Exploratory Testing for Mobile


Continuous Testing for Mobile Introduces Unique Challenges

“Massive variability makes mobile testing complex,” said Clint Sprauve, Sauce Labs’ mobile evangelist who spoke at Accelerate  2018 in Vienna earlier this month. In a session titled “Mobile Testing with Emulators, Simulators & Real Devices,” Sprauve said that organizations can address the complexity of device fragmentation, various app types, and geographically dispersed users with a mature mobile testing strategy. He demonstrated how Sauce Labs’ solution offers testing on real devices, as well as emulators and simulators.

Addressing the complexity of mobile testing was a key theme at this year’s conference. Earlier in the conference, Eran Kinsbruner, director and evangelist at Perfecto, tackled a related topic when he presented “A Strategy for Continuous Testing for Mobile Apps.”

According to both speakers, the key to successful mobile testing is developing a mature continuous testing practice. Success in any DevOps environment requires continuous testing. But mobile testing introduces unique challenges that make developing a mature continuous testing practice even more challenging.

“Things can block the continuous testing engine which executes the feedback loop back to your developers,” said Kinsbruner, who described the four biggest challenges of testing mobile apps as:

  1. Test code: If you are not following guidelines, or maintaining your test code the way you do the production code, this will interfere with your engine. Things like notifications, pop-ups and keyboards can block and stop test automation and CI jobs.
  2. Test lab: If you do not have a test lab that executes for you, then you are going to have issues such as device disconnection, battery dying, or not getting on-time updates of OS. The ability to test effectively needs to be continuously maintained and updated for you.
  3. Market update readiness: Every month, new platforms are released. Every few weeks, OS updates are released. “Your engine has to be ready to validate these changes. If you’re not ready for that, you’re not serving your end users,” Kinsbruner explained
  4. Test data analysis: A lot of test artifacts are generated each cycle.

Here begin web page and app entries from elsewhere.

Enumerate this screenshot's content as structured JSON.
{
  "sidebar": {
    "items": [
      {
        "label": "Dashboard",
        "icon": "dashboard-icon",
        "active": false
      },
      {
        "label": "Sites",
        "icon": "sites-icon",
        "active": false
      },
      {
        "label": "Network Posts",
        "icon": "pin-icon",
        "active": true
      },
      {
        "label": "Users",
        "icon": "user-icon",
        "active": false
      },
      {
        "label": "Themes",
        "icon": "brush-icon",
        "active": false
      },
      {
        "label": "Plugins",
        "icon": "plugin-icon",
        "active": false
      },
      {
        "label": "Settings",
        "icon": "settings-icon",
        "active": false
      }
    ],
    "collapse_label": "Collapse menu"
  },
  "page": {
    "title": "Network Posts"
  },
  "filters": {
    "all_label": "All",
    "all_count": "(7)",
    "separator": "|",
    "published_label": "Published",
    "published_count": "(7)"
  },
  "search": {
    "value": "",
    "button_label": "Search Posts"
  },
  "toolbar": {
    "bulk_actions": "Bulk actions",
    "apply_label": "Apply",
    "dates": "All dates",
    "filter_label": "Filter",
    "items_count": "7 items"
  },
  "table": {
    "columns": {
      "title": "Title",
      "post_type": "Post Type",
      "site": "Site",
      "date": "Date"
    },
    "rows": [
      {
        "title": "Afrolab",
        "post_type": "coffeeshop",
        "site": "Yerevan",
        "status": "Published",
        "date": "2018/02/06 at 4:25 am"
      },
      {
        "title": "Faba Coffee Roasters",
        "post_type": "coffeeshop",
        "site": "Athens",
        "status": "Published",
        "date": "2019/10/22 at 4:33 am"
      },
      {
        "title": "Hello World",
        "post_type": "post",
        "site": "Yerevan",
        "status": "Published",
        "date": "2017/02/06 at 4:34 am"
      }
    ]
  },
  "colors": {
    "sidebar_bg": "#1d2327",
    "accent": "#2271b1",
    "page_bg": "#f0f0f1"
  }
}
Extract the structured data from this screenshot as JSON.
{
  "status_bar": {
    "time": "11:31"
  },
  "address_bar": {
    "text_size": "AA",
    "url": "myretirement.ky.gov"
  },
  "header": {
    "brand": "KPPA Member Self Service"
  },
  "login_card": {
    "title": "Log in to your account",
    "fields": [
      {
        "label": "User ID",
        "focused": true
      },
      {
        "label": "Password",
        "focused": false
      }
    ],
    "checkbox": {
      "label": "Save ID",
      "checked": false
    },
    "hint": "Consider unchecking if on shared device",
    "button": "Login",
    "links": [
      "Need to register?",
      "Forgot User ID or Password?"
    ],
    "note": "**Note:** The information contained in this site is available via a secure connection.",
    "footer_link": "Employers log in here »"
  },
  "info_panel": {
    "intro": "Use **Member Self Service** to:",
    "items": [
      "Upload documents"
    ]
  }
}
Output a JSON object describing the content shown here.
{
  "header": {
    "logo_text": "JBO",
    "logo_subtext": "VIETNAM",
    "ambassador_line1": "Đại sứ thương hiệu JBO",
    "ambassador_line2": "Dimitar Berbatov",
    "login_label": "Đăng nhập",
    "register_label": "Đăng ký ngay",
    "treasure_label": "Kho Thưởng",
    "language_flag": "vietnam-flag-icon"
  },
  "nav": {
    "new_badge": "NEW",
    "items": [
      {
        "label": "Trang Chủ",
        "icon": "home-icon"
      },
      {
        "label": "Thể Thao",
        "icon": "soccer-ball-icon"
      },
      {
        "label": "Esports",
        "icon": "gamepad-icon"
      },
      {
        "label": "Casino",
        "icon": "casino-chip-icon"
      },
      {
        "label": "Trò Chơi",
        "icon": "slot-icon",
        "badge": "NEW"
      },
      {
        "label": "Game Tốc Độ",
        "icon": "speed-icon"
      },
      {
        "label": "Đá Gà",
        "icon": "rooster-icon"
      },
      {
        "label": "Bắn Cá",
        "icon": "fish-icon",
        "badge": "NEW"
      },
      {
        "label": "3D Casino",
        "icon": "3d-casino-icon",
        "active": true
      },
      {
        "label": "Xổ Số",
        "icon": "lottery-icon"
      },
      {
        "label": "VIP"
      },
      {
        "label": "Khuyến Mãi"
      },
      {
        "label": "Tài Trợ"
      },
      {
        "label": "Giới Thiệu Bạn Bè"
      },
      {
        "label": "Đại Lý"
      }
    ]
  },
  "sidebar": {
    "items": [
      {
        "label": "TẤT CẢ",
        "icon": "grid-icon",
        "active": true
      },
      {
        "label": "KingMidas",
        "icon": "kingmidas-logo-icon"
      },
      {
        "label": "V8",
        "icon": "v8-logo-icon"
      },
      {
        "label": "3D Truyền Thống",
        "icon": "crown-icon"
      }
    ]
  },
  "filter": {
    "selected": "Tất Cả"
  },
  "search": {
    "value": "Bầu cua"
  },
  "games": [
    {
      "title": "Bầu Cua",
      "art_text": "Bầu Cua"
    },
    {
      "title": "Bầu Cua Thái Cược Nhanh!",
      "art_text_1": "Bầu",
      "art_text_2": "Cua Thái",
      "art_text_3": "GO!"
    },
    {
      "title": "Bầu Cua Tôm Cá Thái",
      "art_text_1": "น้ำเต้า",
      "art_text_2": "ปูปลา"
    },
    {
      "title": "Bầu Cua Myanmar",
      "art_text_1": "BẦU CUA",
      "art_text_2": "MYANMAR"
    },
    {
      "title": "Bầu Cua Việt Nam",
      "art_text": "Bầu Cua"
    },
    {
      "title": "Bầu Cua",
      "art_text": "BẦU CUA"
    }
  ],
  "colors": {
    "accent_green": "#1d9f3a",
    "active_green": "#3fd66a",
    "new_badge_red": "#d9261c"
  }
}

You need a way to aggregate, filter, slice and dice all the test data in a way that will create “fast feedback and only relevant feedback to your developers.”

“These four buckets in most cases interfere with or make a difference between a poor performing continuous testing engine and a more advanced one,” Kinsbruner said.

So how can organizations succeed with mobile testing amid all these challenges?

Kinsbruner suggested measuring your organization’s DevOps maturity and striving toward elite standards. He suggested DORA’s 2018 State of DevOps Report as a good benchmark for organizations performing mobile testing. According to DORA, at an elite level, deployment frequency should be on-demand or multiple times per day. Additionally, both the lead time for changes and time to restore service must be less than one hour, while the change failure rate must be less than 15 percent.


State of DevOps Report, 2018 – DORA

Both Kinsbruner and Sprauve stressed the importance of good test case design. When you’re testing mobile apps, test plans are inherently more complex because they require multi-dimensional test cases to account for the unique variables mobile introduces. This is especially important for testing across platforms and operating systems, as well as device orientation , location, background apps, network carrier latency and download speeds. Both Sauce Labs’ and Perfecto’s mobile testing solutions integrate with Tricentis Tosca’s’ Mobile Testing.